Thirteen years ago, two teens met on the ramp to Ground Zero, on a cold and snowy day, strangers bonding in a moment of grief. The boy pressed a crystal snowflake ornament into the girl’s hand and disappeared into the crowd, unaware that his simple act of kindness saved her from the guilt that threatened to consume her.
Since losing her mom, Elena Larsen hasn’t set foot in New York City -- until now. Agreeing to help her sister prepare for her baby’s birth seems like a good way to spend Christmas and Elena vows not to let the monstrous guilt that weighs on her heart ruin everything. But those plans go awry when she meets Lucas Adair, a man whose own grief and guilt just might rival her own.
When Elena discovers Lucas is the boy who gave her that crystal snowflake all those years ago, she can’t accept it as the sign Lucas believes it to be. For her, it means only one thing --- even beyond the grave, her mother can never forgive Elena for breaking her heart.
For Lucas, New York is hallowed ground that he can never leave.
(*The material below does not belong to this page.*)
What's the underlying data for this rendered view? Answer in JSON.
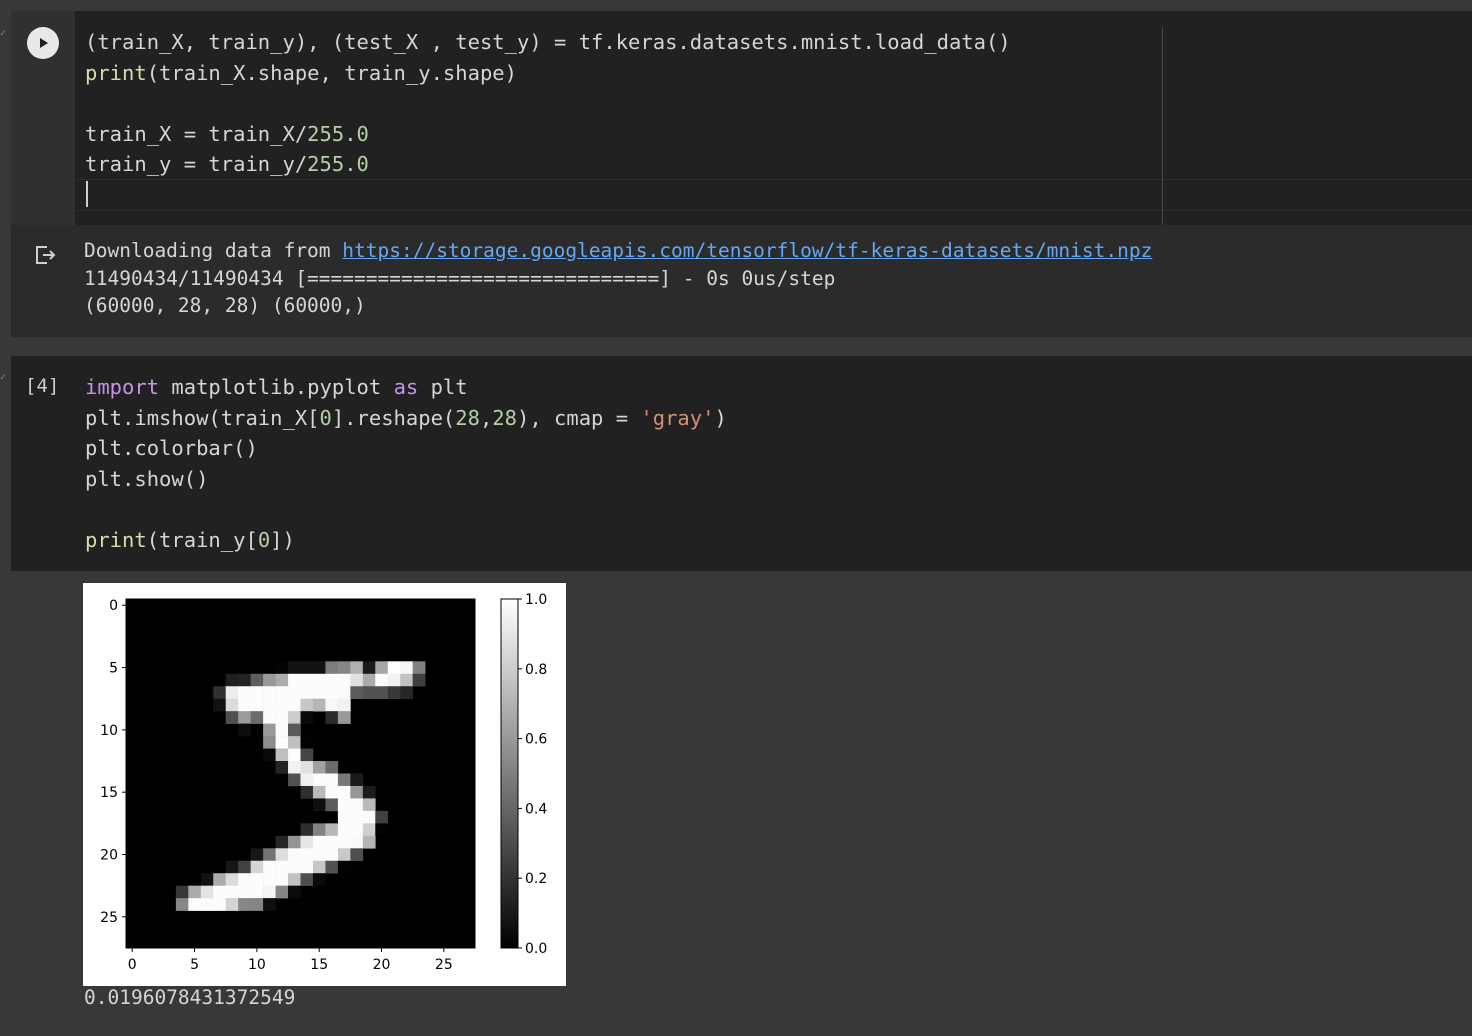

He spends his days working in the Financial District and his evenings volunteering and it’s almost enough to help him forget what he did. Lucas knows better than to make plans with a woman who will soon be leaving, yet can’t help himself. There’s something about Elena that pulls him in. He doesn’t put much faith in signs but even he starts to believe Elena is his absolution. Now, he only has to convince her.
Lots of deep emotions involved with this story, just from the 9/11 references alone.
I can only imagine the anger and sorrow that those so closely affected could feel and struggle with.
But there was also light, hope and faith in this story. I loved the theory of all the signs around us, if we are just willing to see them.
I enjoyed the characters, Lucas was endearing, Al, so much fun, with the biggest, most unforgiving heart. Elena was troubled, and a bit immature. And melodramatic at most times. But she grew up a bit towards the end, when she finally found the peace in her heart.
It was an interesting story of faith, forgiveness, belief, and love.
~ Three spoons
MY GRADING SCALE:
5 Spoons - Amazing, memorable story that I loved and want to read again. The best of the best and not given lightly
4 Spoons - Fantastic, entertaining story that I enjoyed and connected with and will gladly recommend to readers
3 Spoons - A good story, not much that stood out but I was engaged enough to spend the time to read it through
2 Spoons - A story with some issues, that were a problem to me
1 Spoon - Not for me